Professors express concerns about student evaluations

Timothy Sandoval

Some professors at Sacramento State and across the country have expressed anxiety over student evaluations, which can weigh heavily on a professor’s chances of promotion or tenure.

Evaluations at Sac State were conducted last week, though some professors waited until this week to hand them out.

Louisiana State accounting professor Larry Crumbley, who has co-edited a book titled “Measure Learning Rather than Satisfaction in Higher Education,” said student evaluations have “destroyed our education.”

“They should be outlawed for performance purposes, for tenure purposes and for purposes of promotion,” Crumbley said.

Crumbley said professors often inflate grades and reduce coursework to receive good evaluations.

“It’s an internal control feature that the higher administration are using in order to force professors to give higher and higher grades, because the higher administration only wants student retention,” Crumbley said.

Nick Burnett, department chair of Sac State’s communication studies department, said he thought Crumbley’s view was an overreaction.

“I think that there is plenty of evidence to suggest that student evaluations are effective ways to evaluate, but they shouldn’t be the only way to evaluate,” Burnett said.

The communication studies department has a three-pronged approach to evaluating professors. One is asking students open-ended questions to receive qualitative answers. The other is using a five-point rating system to measure student satisfaction with professors’ performance. The third one is sending faculty members to classes to evaluate other professors.

“Every set of data you look at to measure teacher effectiveness has its flaws. But when you do this, you can kind of triangulate with three different kinds of data,” Burnett said. “Obviously, then, you can look for areas of agreement and areas of disagreement, and it gives you a more rounded picture.”

Universities vary in how they evaluate professors.

Crumbley said in his years at Louisiana State, he rarely saw professors evaluate other professors.

“We have a dysfunctional system that the administrators like because they are too lazy to go into classrooms and see who are the better teachers,” he said. “Likewise, they don’t want to go into the classroom because they would have to say “Crumbley is a bad teacher; this is how he has to improve.'”

Crumbley said it made no sense for students to evaluate professors because of the inherent bias it creates.

At Sac State, evaluations differ from department to department.

In the government and communication studies departments, students are asked about their expected final grades to see if biases exist for those who have lower grades.Some departments, like the division of social work, do not ask questions about a student’s expected grade.

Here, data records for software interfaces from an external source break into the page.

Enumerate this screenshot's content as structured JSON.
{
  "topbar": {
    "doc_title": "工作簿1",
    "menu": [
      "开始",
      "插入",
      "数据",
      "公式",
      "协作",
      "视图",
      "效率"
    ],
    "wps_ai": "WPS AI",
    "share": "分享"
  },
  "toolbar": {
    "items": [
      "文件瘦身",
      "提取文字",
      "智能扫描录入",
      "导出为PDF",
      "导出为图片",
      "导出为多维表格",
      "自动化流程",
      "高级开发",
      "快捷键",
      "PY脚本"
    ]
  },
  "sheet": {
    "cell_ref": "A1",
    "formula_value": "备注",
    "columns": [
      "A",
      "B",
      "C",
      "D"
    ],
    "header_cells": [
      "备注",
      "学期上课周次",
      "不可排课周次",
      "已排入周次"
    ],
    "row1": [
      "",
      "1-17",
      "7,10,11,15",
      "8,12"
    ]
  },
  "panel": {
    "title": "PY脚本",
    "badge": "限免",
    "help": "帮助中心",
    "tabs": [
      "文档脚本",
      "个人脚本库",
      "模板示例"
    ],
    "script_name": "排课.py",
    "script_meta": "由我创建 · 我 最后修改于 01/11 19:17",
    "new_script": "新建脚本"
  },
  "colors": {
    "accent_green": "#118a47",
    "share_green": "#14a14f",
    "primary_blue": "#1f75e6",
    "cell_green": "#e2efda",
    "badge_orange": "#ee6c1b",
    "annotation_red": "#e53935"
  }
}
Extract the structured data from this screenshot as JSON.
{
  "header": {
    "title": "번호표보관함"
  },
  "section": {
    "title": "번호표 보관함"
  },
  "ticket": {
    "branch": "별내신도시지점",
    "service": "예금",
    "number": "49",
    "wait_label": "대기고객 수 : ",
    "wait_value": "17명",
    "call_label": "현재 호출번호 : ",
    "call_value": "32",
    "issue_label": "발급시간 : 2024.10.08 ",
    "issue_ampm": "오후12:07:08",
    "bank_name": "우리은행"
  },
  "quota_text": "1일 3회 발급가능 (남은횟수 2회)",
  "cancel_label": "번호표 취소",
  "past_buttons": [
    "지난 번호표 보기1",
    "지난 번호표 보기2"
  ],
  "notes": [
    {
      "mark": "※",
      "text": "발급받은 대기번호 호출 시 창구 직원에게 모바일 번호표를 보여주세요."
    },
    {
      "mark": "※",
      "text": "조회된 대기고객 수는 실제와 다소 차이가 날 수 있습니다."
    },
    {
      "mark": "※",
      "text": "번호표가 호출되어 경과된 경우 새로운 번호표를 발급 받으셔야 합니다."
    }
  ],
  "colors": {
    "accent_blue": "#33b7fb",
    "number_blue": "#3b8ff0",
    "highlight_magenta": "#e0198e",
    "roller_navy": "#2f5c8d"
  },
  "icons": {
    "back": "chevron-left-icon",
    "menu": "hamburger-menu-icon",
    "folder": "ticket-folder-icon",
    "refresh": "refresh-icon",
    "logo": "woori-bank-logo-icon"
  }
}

Robert Humphrey, communication studies professor, said that using only quantitative measurements was a problem.

“You can have one disgruntled student who just goes down the line giving ones,” Humphrey said. “I had one last semester.”

He said he knew of cases where professors inflated students’ grades for better evaluations.

Humphrey said he views evaluations as both good and bad. When he was a student at UC Davis, student evaluations were not conducted. He said he would have liked to evaluate some of his professors.

“There were clearly people who were terrible teachers, who didn’t do their jobs or follow the catalog,” Humphrey said. “I would have liked to have the opportunity to express my feelings.”

Humphrey said untenured professors were more likely to be nervous about evaluations, because bad evaluations could hurt their chances of being granted tenure.

Several untenured professors who were contacted for an interview declined to comment.

“I think you are always a little nervous,” Humphrey said. “But in general, I am in favor of evaluations. I like getting a little feedback.”

Timothy Sandoval can be reached at [email protected].